It’s also the time of the Khareef festival, the biggest yearly celebration in the province. For this reason, monsoon time is considered peak season in Salalah. Tourists are numerous and prices can be higher. It’s important to book in advance.

Is December a good time to visit Salalah?

Those who don’t enjoy crowds and the rain, however, should not take Salalah off their bucket list. In fact, from September to February, temperatures in Salalah are at their most pleasant (around 75.2°F or 24°C) and prices at their lowest.

This is also the ideal season for wildlife sightseeing in Salalah and exploring the desert area.

What Is Salalah Known for?

There are plenty of reasons to visit Salalah, which has something to offer to lovers of nature, culture, and beach days alike.

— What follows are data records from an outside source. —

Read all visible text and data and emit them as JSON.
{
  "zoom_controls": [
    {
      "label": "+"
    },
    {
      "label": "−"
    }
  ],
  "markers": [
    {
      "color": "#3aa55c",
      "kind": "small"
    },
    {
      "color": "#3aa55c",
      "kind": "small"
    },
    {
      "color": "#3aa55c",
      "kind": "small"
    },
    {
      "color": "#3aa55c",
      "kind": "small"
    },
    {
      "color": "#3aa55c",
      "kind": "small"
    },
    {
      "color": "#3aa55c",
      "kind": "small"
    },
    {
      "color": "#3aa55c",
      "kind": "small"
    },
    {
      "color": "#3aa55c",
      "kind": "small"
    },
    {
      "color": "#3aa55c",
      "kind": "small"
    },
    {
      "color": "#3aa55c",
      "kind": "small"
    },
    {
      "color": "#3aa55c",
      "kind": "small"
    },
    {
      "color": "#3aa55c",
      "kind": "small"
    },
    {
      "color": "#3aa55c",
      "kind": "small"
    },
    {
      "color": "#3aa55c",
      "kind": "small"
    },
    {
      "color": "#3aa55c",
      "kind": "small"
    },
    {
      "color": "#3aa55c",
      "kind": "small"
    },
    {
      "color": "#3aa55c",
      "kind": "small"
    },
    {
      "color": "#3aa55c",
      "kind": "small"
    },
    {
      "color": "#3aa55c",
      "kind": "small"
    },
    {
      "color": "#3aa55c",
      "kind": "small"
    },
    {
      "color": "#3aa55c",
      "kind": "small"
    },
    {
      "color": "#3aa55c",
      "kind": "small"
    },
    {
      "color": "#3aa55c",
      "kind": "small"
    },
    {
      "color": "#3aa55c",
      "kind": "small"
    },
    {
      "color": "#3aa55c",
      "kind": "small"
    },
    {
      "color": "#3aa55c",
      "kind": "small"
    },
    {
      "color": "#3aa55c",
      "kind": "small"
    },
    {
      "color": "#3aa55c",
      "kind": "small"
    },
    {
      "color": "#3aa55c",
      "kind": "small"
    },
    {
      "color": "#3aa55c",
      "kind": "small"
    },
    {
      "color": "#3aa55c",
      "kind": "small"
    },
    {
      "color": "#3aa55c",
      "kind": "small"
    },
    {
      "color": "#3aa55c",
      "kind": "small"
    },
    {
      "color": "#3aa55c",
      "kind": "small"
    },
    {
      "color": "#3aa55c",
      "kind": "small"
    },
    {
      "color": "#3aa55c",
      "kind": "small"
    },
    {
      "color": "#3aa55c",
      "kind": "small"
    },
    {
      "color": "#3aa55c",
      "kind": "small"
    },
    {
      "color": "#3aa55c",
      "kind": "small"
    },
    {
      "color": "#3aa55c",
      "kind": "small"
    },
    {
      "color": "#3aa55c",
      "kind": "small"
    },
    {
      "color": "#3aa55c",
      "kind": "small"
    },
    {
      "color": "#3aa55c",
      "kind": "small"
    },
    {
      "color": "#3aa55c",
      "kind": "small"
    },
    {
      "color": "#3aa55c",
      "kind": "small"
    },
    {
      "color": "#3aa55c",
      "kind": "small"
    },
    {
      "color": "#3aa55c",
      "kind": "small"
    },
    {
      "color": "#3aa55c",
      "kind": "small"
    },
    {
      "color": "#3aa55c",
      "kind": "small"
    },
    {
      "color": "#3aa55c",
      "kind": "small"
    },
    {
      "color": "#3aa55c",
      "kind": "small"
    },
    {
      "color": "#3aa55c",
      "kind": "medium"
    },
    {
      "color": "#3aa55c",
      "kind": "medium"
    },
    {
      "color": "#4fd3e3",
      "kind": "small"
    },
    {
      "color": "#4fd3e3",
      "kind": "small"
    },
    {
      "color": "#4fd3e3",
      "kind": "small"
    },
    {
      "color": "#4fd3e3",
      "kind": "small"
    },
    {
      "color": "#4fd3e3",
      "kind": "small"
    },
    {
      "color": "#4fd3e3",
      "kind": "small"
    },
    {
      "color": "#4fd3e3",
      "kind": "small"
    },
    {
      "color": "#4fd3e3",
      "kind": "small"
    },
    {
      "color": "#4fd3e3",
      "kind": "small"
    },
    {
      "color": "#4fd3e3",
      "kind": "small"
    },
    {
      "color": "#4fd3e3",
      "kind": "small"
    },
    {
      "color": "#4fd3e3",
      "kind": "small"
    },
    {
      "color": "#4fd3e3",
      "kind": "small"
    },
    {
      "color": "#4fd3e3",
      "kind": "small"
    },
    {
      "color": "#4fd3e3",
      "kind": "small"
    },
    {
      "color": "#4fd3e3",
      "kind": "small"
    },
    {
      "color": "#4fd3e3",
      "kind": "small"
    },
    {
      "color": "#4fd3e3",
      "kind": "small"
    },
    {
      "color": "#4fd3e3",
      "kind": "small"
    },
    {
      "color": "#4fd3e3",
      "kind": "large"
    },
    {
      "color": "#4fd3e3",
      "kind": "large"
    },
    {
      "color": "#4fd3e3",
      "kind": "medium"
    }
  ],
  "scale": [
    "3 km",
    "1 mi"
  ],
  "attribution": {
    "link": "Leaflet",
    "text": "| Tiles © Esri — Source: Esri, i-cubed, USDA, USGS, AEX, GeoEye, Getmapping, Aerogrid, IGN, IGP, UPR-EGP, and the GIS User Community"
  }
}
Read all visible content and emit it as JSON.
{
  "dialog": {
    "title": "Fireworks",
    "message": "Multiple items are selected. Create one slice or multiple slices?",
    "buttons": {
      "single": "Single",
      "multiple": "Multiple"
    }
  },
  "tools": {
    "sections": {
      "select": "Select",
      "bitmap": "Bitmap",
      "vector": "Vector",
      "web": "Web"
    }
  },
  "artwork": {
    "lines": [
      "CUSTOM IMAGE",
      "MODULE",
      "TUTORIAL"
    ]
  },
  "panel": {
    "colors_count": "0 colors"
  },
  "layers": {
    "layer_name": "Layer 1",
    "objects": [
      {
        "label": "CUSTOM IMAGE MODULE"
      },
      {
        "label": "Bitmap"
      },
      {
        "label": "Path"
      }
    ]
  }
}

Nature at its finest: the Khareef festival

Those who wondered what the magic of an oasis looks like should come to Salalah during the Khareef festival. Monsoon winds only touch this province and go on to develop their full force in more southern regions. However, the landscape is transformed dramatically.

The desert territory suddenly becomes a place of green vegetation and meadows. But only in a strip of land of about 100km around Salalah. It’s truly a unique spectacle.

This is the only time of the year to enjoy the waterfalls, blowholes, and temporary lakes forming in the area.

Salalah’s idyllic beaches

The Salalah’s region is blessed with beautiful beaches of white sand and crystal-clear water. Famous examples are Mughsail beach and Mirbat beach. In many cases, the beach is located near picturesque fishing villages.

Foreigners should keep in mind that Oman is a relatively conservative country by Western standards. This means that modest attire is advisable and revealing beachwear like bikinis is not recommended.

Salalah’s architecture: the Sultan Qaboos Mosque

Salalah is famous for many reasons, including being the birthplace of Qaboos bin Said, the current Sultan of Oman.

As a gift of His Majesty to his hometown, the biggest mosque in Salalah was completed in 2009 and is located in the city center. It attracts thousands of worshippers each day and its landscaped outdoor area is a perfect spot for peaceful contemplation.

Inside, visitors will be able to admire a crystal chandelier hanging from a masterfully- carved 36-meter (118-foot) dome and a 20-ton hand woven carpet with 115 million individual knots.

Opening times for non-Muslims are: Saturday to Thursday from 8 am to 11 am. Shoulders, knees and, for women, hair, should be kept covered.

The magic atmosphere of Al Baleed’s ruins at night

The Al Baleed Archaeological Park is a well-maintained site to learn about the local culture and society in the 12th century, when Al Baleed was part of the trading port of Zafar.

From here frankincense (a product of the resin of the Boswellia tree, still produced in the area) was shipped to India in exchange for spices.

The park includes miles of pleasantly-landscaped paths and a museum that tracks the history of the area back to the settlements of 2000 BC. An informative tour on electric vehicles is run every morning and lasts 20 minutes. However, looking at the ruins at sunset makes for a magical experience.

Opening times: Sunday to Thursday 9 am to 9 pm; Friday and Saturday from 3 pm.